*REQUIRED ACTION*. Bring together all lines from the listing below that contain the string "structured".

*INPUT RECORDS*.
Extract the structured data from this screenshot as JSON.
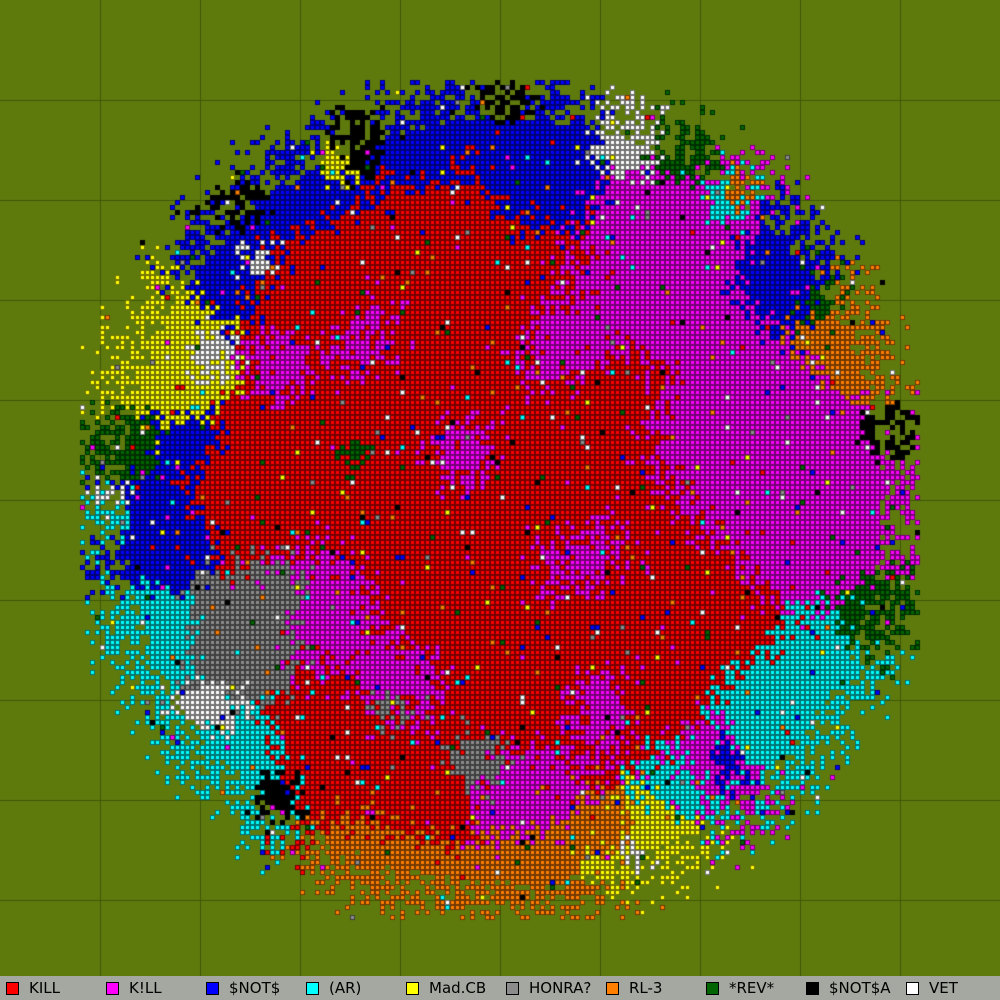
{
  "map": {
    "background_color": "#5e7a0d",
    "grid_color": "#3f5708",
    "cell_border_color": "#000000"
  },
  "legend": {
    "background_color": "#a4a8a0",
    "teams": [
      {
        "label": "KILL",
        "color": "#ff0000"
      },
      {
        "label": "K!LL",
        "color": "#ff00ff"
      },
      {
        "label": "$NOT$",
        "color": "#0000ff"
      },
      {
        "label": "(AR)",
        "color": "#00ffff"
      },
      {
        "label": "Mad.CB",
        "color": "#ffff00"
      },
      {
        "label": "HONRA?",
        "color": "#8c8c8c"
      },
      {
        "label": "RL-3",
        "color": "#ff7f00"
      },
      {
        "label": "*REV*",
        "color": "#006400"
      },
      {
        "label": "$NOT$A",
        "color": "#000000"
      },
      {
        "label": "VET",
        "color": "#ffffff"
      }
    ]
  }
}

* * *

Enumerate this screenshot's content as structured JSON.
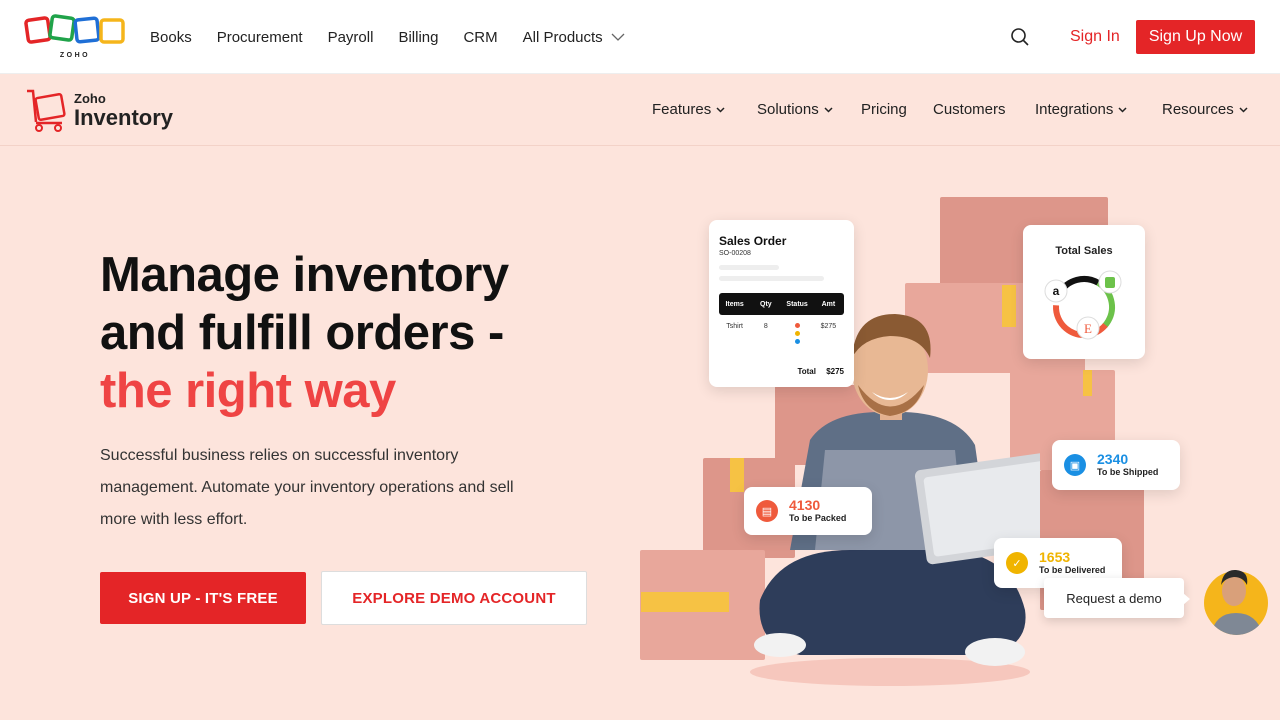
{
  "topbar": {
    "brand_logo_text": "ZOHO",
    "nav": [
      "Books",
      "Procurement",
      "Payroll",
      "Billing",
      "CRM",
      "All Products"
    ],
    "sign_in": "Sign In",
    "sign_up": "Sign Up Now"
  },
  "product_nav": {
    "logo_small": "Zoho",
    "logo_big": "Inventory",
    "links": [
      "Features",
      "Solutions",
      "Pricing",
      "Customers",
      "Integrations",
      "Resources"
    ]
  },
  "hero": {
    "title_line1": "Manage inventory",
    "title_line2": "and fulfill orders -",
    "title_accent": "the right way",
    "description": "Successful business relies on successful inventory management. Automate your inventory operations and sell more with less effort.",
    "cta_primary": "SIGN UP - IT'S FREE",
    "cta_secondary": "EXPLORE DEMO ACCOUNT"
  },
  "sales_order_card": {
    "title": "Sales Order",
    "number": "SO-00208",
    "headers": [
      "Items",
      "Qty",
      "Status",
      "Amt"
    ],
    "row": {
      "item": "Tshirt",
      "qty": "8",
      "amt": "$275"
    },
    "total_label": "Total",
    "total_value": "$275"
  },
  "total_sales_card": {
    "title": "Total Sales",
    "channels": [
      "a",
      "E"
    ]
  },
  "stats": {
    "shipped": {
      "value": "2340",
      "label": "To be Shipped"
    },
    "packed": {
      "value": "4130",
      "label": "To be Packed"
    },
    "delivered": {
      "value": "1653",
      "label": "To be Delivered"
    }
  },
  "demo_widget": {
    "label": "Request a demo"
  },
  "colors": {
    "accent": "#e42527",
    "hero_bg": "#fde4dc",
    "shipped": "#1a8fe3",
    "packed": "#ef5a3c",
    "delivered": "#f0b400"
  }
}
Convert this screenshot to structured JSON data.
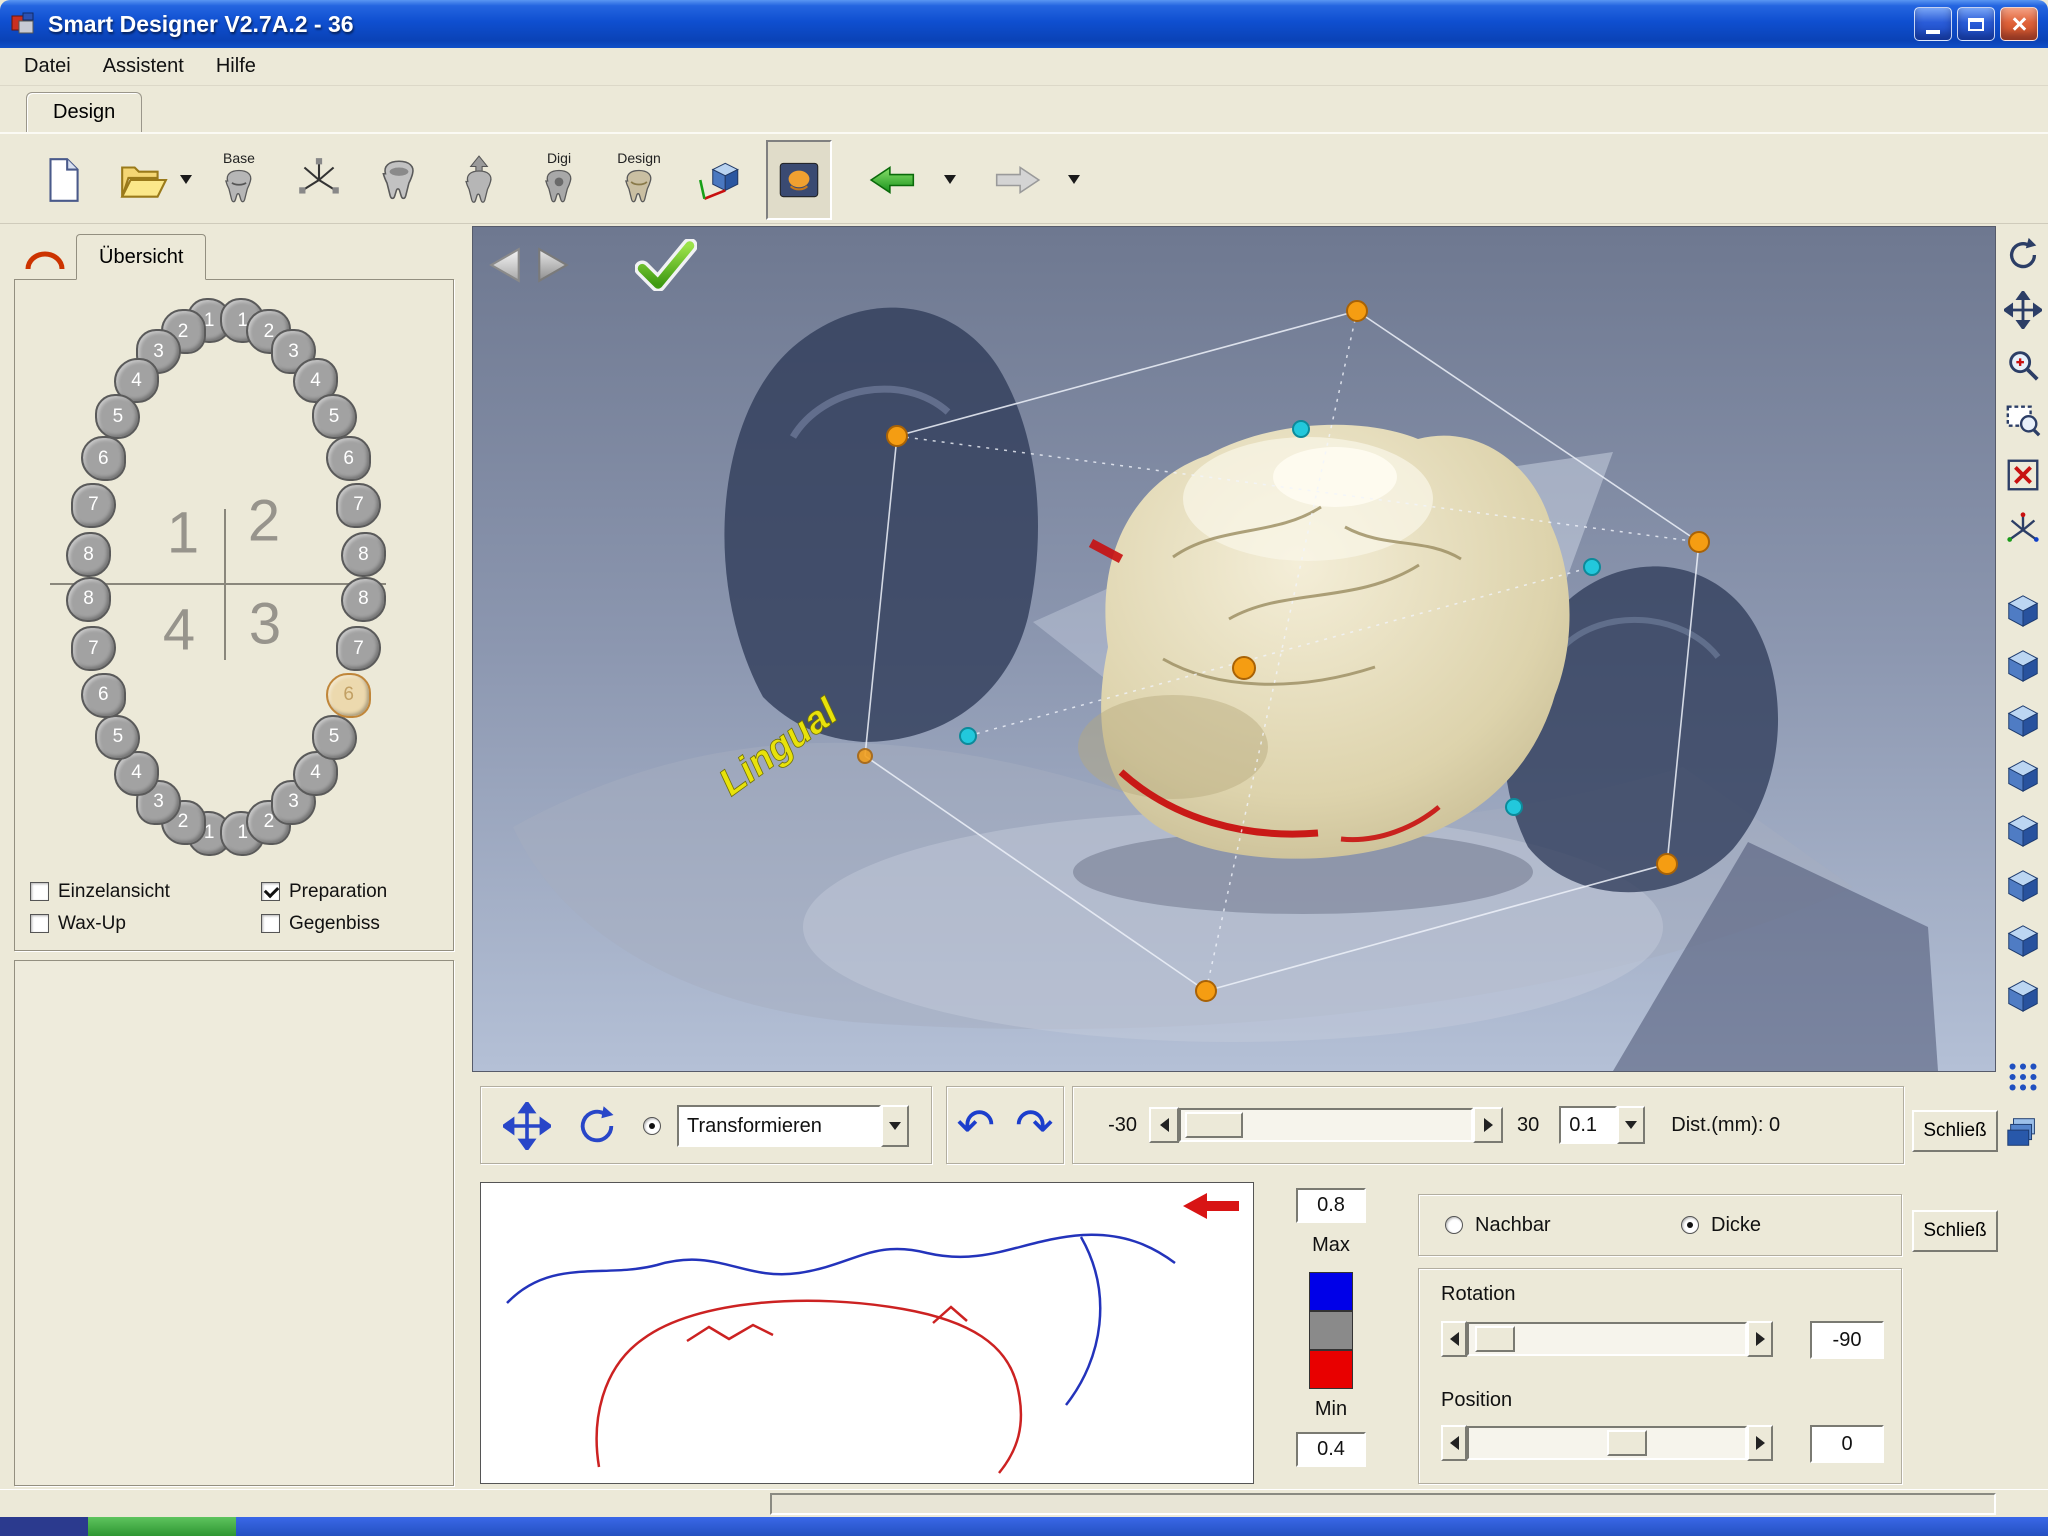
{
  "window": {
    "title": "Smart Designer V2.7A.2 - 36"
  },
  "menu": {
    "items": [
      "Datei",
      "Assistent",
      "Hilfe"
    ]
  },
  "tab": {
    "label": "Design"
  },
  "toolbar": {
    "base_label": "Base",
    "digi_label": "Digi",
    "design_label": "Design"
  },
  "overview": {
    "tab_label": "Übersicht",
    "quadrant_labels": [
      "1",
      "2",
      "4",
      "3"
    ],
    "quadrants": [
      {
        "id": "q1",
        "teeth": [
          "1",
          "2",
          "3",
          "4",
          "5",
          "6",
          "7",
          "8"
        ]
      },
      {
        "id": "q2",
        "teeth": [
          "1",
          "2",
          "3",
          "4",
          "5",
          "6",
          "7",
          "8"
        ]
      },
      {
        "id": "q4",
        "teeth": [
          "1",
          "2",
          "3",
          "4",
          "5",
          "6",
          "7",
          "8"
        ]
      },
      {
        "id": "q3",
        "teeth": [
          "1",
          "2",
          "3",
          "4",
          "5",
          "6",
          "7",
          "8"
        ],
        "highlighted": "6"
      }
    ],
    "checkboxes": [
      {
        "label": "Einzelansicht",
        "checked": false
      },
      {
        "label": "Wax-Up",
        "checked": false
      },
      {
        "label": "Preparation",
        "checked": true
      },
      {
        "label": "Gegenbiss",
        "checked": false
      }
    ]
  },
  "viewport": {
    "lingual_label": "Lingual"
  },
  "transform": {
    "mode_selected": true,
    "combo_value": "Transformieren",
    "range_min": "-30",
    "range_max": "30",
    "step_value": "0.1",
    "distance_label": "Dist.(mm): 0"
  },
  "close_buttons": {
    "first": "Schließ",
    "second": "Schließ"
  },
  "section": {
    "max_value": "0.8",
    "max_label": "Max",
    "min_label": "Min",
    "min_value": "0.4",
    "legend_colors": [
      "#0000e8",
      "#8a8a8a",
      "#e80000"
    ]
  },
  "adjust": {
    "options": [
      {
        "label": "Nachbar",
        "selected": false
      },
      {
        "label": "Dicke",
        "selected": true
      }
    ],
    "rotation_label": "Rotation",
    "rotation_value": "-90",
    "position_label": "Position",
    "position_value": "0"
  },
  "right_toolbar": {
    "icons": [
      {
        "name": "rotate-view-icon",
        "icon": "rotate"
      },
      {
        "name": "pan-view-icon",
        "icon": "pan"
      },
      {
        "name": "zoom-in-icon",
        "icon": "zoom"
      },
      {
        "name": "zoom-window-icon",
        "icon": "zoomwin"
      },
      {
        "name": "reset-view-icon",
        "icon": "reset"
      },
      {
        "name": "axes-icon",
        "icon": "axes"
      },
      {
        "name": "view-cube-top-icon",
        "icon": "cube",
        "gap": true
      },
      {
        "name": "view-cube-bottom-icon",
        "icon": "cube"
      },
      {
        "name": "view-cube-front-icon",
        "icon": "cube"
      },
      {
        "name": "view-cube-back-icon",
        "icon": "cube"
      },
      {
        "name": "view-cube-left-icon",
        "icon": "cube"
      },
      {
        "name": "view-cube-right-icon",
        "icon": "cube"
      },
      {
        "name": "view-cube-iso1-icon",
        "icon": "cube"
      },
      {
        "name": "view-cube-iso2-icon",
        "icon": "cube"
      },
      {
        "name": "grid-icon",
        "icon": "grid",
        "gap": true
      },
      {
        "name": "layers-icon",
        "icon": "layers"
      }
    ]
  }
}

*SOLUTION*.
Extract the structured data from this screenshot as JSON.
Enumerate this screenshot's content as structured JSON.
Convert this screenshot to structured JSON data.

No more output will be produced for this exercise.